Pen and paper, film cameras, board games, vinyl records: All are examples of tangible objects making a comeback among younger generations.
“These are the new shiny things for [teens and 20-somethings],” Betha Gutsche, WebJunction program manager at OCLC, told attendees at “Return to the Real: The Library As Social Connector,” a Symposium on the Future of Libraries session at the American Library Association’s 2019 Midwinter Meeting & Exhibits in Seattle on January 26.
Analog objects give people “the joy of creating and possessing,” said Gutsche, quoting Canadian journalist David Sax. As throwback technologies gain traction with audiences eager to take a break from the individualization of social media and leisure time, libraries have a special role in the real-things movement—as a catalyst for connection and a location where participatory learning happens.
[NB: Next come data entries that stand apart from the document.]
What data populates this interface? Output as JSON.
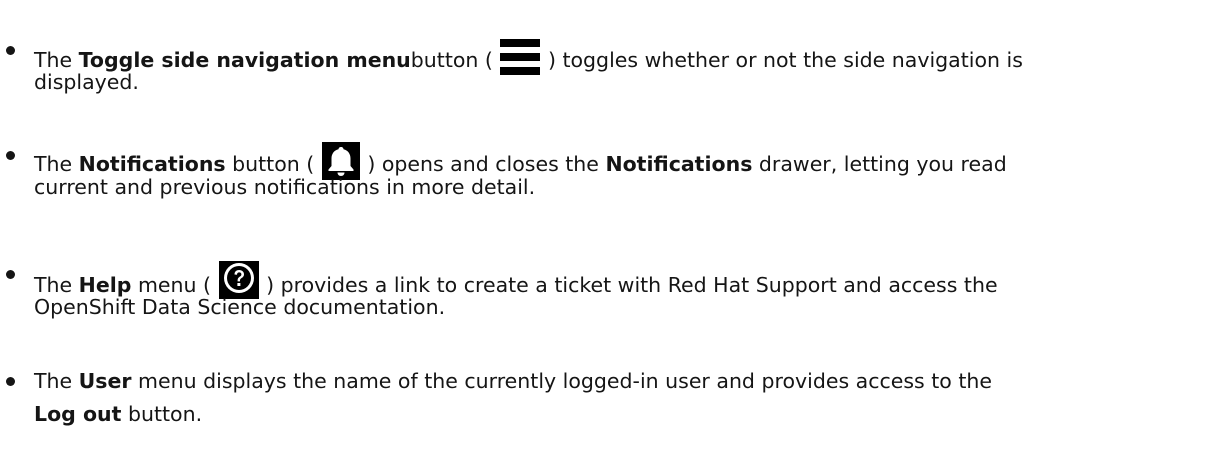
{
  "items": [
    {
      "line1": {
        "pre": "The ",
        "bold": "Toggle side navigation menu",
        "mid": "button ( ",
        "post": " ) toggles whether or not the side navigation is"
      },
      "line2": "displayed.",
      "icon": "menu-icon"
    },
    {
      "line1": {
        "pre": "The ",
        "bold": "Notifications",
        "mid": " button ( ",
        "post": " ) opens and closes the ",
        "bold2": "Notifications",
        "post2": " drawer, letting you read"
      },
      "line2": "current and previous notifications in more detail.",
      "icon": "bell-icon"
    },
    {
      "line1": {
        "pre": "The ",
        "bold": "Help",
        "mid": " menu ( ",
        "post": " ) provides a link to create a ticket with Red Hat Support and access the"
      },
      "line2": "OpenShift Data Science documentation.",
      "icon": "help-icon"
    },
    {
      "line1": {
        "pre": "The ",
        "bold": "User",
        "post": " menu displays the name of the currently logged-in user and provides access to the"
      },
      "line2": {
        "bold": "Log out",
        "post": " button."
      }
    }
  ]
}
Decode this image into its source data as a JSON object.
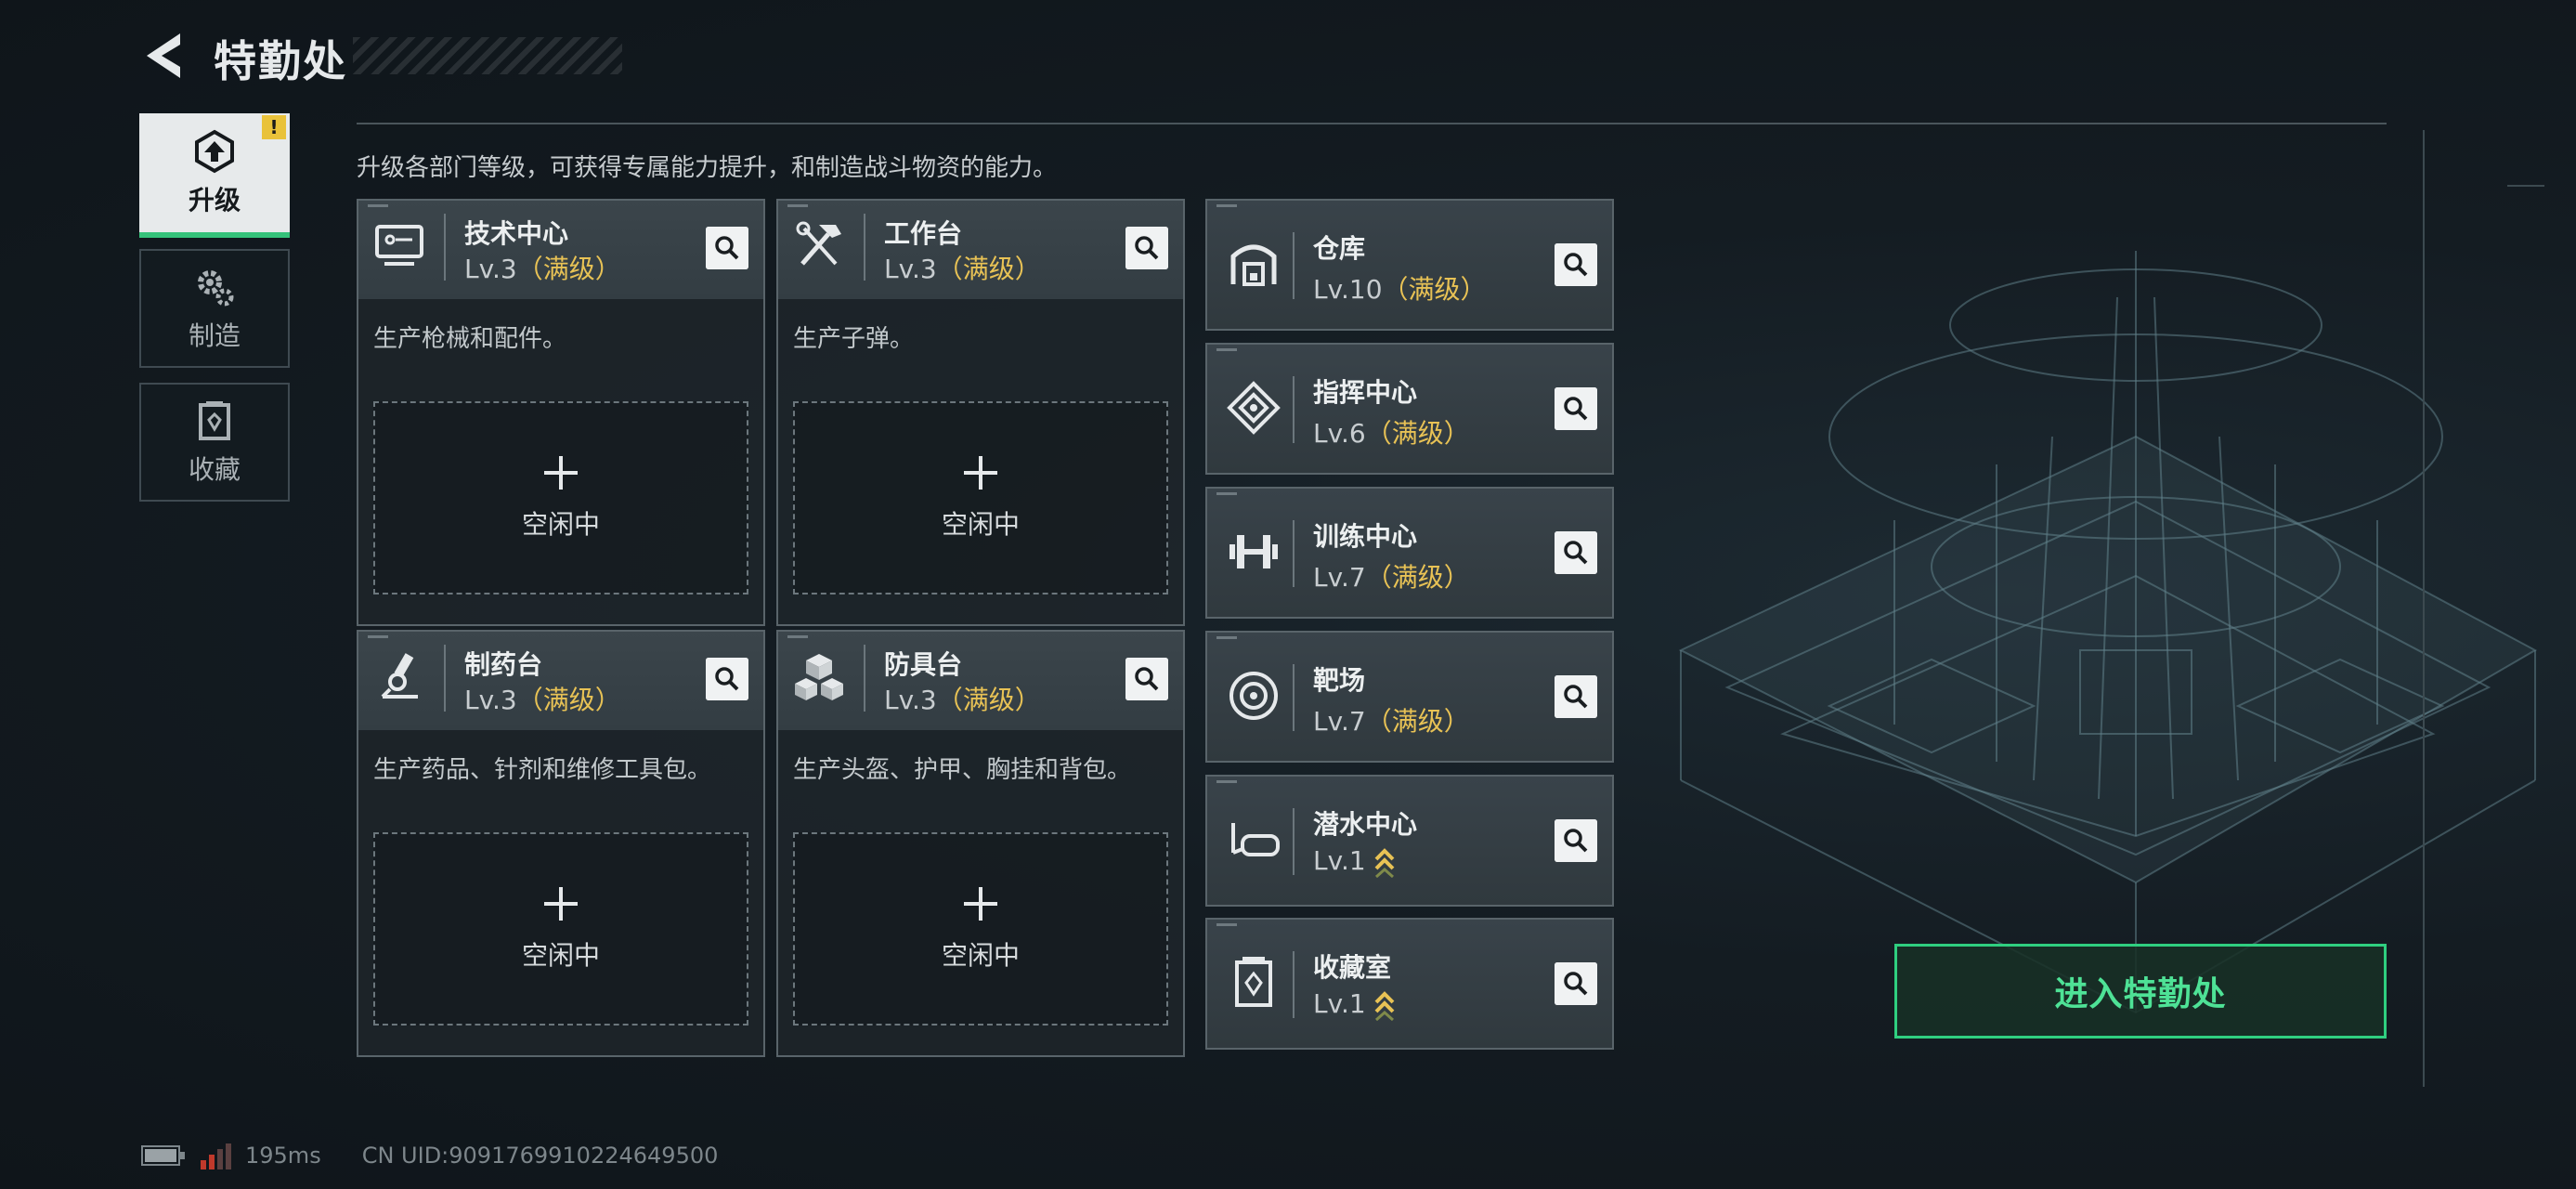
{
  "header": {
    "title": "特勤处"
  },
  "tabs": [
    {
      "label": "升级",
      "active": true,
      "badge": "!"
    },
    {
      "label": "制造",
      "active": false
    },
    {
      "label": "收藏",
      "active": false
    }
  ],
  "description": "升级各部门等级，可获得专属能力提升，和制造战斗物资的能力。",
  "big_cards": [
    {
      "name": "技术中心",
      "level": "Lv.3",
      "status": "（满级）",
      "desc": "生产枪械和配件。",
      "slot_label": "空闲中",
      "icon": "monitor-icon"
    },
    {
      "name": "工作台",
      "level": "Lv.3",
      "status": "（满级）",
      "desc": "生产子弹。",
      "slot_label": "空闲中",
      "icon": "tools-icon"
    },
    {
      "name": "制药台",
      "level": "Lv.3",
      "status": "（满级）",
      "desc": "生产药品、针剂和维修工具包。",
      "slot_label": "空闲中",
      "icon": "microscope-icon"
    },
    {
      "name": "防具台",
      "level": "Lv.3",
      "status": "（满级）",
      "desc": "生产头盔、护甲、胸挂和背包。",
      "slot_label": "空闲中",
      "icon": "boxes-icon"
    }
  ],
  "small_cards": [
    {
      "name": "仓库",
      "level": "Lv.10",
      "status": "（满级）",
      "icon": "warehouse-icon",
      "upgradable": false
    },
    {
      "name": "指挥中心",
      "level": "Lv.6",
      "status": "（满级）",
      "icon": "command-icon",
      "upgradable": false
    },
    {
      "name": "训练中心",
      "level": "Lv.7",
      "status": "（满级）",
      "icon": "dumbbell-icon",
      "upgradable": false
    },
    {
      "name": "靶场",
      "level": "Lv.7",
      "status": "（满级）",
      "icon": "target-icon",
      "upgradable": false
    },
    {
      "name": "潜水中心",
      "level": "Lv.1",
      "status": "",
      "icon": "diving-mask-icon",
      "upgradable": true
    },
    {
      "name": "收藏室",
      "level": "Lv.1",
      "status": "",
      "icon": "collection-icon",
      "upgradable": true
    }
  ],
  "enter_button": "进入特勤处",
  "status_bar": {
    "ping": "195ms",
    "uid": "CN UID:9091769910224649500"
  },
  "colors": {
    "accent_green": "#2fcf80",
    "maxed_yellow": "#e8c255",
    "badge_yellow": "#e9c23a"
  }
}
“This desire for human interaction—and a sense of community and place—is one of the magnets that draw people to neighborhood libraries,” Gutsche said.
“Librarians are tired of being asked ‘Do we really need libraries?’” added Jennifer Peterson, WebJunction community manager at OCLC. “Libraries are ready to move beyond ‘staying relevant.’”
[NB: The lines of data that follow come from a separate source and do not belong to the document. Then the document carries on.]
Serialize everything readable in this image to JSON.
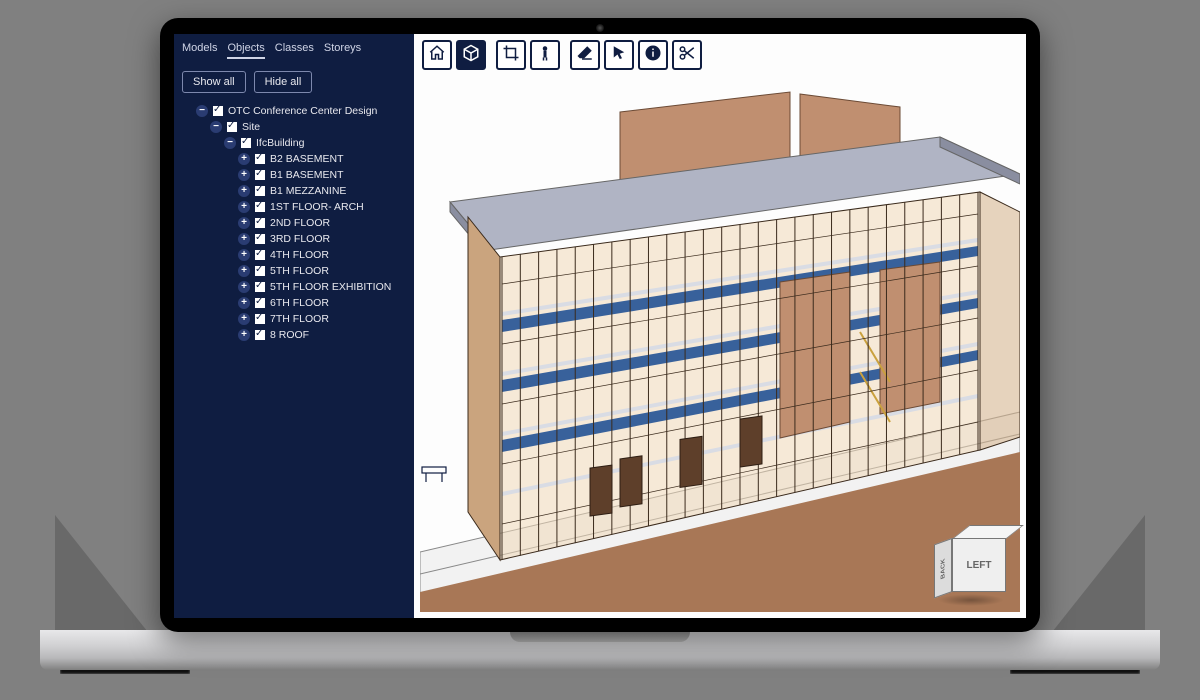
{
  "sidebar": {
    "tabs": [
      "Models",
      "Objects",
      "Classes",
      "Storeys"
    ],
    "active_tab_index": 1,
    "show_all_label": "Show all",
    "hide_all_label": "Hide all",
    "tree": {
      "root": {
        "label": "OTC Conference Center Design",
        "expanded": true
      },
      "site": {
        "label": "Site",
        "expanded": true
      },
      "building": {
        "label": "IfcBuilding",
        "expanded": true
      },
      "storeys": [
        {
          "label": "B2 BASEMENT"
        },
        {
          "label": "B1 BASEMENT"
        },
        {
          "label": "B1 MEZZANINE"
        },
        {
          "label": "1ST FLOOR- ARCH"
        },
        {
          "label": "2ND FLOOR"
        },
        {
          "label": "3RD FLOOR"
        },
        {
          "label": "4TH FLOOR"
        },
        {
          "label": "5TH FLOOR"
        },
        {
          "label": "5TH FLOOR EXHIBITION"
        },
        {
          "label": "6TH FLOOR"
        },
        {
          "label": "7TH FLOOR"
        },
        {
          "label": "8 ROOF"
        }
      ]
    }
  },
  "toolbar": {
    "groups": [
      [
        {
          "name": "home-icon",
          "active": false
        },
        {
          "name": "cube-icon",
          "active": true
        }
      ],
      [
        {
          "name": "crop-icon",
          "active": false
        },
        {
          "name": "person-icon",
          "active": false
        }
      ],
      [
        {
          "name": "eraser-icon",
          "active": false
        },
        {
          "name": "cursor-icon",
          "active": false
        },
        {
          "name": "info-icon",
          "active": false
        },
        {
          "name": "scissors-icon",
          "active": false
        }
      ]
    ]
  },
  "navcube": {
    "front_label": "LEFT",
    "side_label": "BACK"
  },
  "colors": {
    "panel": "#0f1d41",
    "wall": "#c08f70",
    "glass": "#f0d9b8",
    "roof": "#b0b4c4",
    "accent_blue": "#38619b",
    "ground": "#a87756"
  }
}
Because libraries are open and inclusive safe spaces that nurture civility, said Peterson, they are ideal for creating social cohesion, rebuilding bonds, and healing fractured communities. One way to foster this cohesion is by hosting programming that is hands-on and increases opportunities to learn together.
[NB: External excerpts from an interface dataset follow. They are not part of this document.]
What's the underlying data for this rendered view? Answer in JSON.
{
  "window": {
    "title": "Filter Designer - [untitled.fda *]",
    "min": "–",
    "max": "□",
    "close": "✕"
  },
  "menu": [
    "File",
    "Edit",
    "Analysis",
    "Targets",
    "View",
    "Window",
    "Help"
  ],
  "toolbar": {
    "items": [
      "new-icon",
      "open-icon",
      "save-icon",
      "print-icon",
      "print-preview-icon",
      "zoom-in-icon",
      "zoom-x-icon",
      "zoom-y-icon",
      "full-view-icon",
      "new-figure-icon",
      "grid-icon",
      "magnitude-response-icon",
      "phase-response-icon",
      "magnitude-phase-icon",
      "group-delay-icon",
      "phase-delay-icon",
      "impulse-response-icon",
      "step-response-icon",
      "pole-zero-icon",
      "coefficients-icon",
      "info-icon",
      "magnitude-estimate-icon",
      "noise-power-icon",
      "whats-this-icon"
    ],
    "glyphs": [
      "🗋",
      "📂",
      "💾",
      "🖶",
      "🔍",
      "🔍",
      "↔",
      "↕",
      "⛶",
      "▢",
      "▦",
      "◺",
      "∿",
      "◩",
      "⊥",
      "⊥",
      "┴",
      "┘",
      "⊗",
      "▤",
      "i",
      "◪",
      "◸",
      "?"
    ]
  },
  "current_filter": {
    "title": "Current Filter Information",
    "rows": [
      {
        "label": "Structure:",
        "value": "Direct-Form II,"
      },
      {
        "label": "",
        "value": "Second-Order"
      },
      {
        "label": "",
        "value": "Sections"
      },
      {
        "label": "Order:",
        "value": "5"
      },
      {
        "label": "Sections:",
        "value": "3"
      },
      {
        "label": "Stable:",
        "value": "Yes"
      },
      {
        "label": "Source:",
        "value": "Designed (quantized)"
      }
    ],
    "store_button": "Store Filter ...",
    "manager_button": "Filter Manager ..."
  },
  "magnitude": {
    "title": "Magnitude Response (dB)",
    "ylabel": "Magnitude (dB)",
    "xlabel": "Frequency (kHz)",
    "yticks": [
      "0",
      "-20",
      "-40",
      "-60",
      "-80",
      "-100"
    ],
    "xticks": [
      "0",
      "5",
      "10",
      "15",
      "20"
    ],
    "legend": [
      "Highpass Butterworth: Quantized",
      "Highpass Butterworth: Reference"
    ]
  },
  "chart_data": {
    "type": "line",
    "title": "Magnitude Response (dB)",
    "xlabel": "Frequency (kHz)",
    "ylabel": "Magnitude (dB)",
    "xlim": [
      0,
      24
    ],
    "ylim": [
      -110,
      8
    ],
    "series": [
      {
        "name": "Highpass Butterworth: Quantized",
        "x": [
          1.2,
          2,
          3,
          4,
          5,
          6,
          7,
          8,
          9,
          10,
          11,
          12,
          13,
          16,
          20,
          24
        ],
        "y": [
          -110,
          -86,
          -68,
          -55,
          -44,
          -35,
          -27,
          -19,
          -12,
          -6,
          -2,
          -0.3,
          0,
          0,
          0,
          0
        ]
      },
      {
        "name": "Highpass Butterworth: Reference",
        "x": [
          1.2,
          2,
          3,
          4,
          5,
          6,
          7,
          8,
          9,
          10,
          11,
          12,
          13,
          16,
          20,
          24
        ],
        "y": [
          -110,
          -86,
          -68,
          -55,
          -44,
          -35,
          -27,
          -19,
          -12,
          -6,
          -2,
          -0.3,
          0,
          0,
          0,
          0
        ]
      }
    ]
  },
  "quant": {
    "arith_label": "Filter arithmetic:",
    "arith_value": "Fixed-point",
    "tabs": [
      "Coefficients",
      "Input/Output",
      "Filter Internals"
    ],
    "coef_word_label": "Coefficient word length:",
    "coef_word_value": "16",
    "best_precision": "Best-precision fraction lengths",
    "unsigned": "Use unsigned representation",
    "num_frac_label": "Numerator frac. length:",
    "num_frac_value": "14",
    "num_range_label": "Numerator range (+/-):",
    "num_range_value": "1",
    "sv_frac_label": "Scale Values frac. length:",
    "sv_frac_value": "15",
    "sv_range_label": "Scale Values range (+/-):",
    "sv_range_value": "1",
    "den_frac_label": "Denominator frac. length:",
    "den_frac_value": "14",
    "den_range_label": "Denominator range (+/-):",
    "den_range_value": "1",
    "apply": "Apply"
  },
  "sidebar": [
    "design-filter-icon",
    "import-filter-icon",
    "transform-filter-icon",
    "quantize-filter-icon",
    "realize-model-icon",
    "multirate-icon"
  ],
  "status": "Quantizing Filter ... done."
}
Peterson and the audience listed examples of programs that foster participatory learning, including silent reading parties, Nerf war events, STEAM-centered cardboard-building challenges, memory cafes for those with early-stage dementia, and Bob Ross-themed painting nights.
Gutsche reminded library staffers to promote their programs, set up their spaces in a way that welcomes people (“think like a party host”), and to “tell the story” of their efforts to stakeholders.
The benefits to interaction are invaluable: “Social connections have a really positive impact on the health and well-being in humans,” Gutsche said, noting that socializing is associated with lower levels of anxiety and depression, stronger immunities, and increased lifespans.
She added, “It doesn’t really matter what the program is; what matters is how we’re going to be really intentional about creating that social connection.”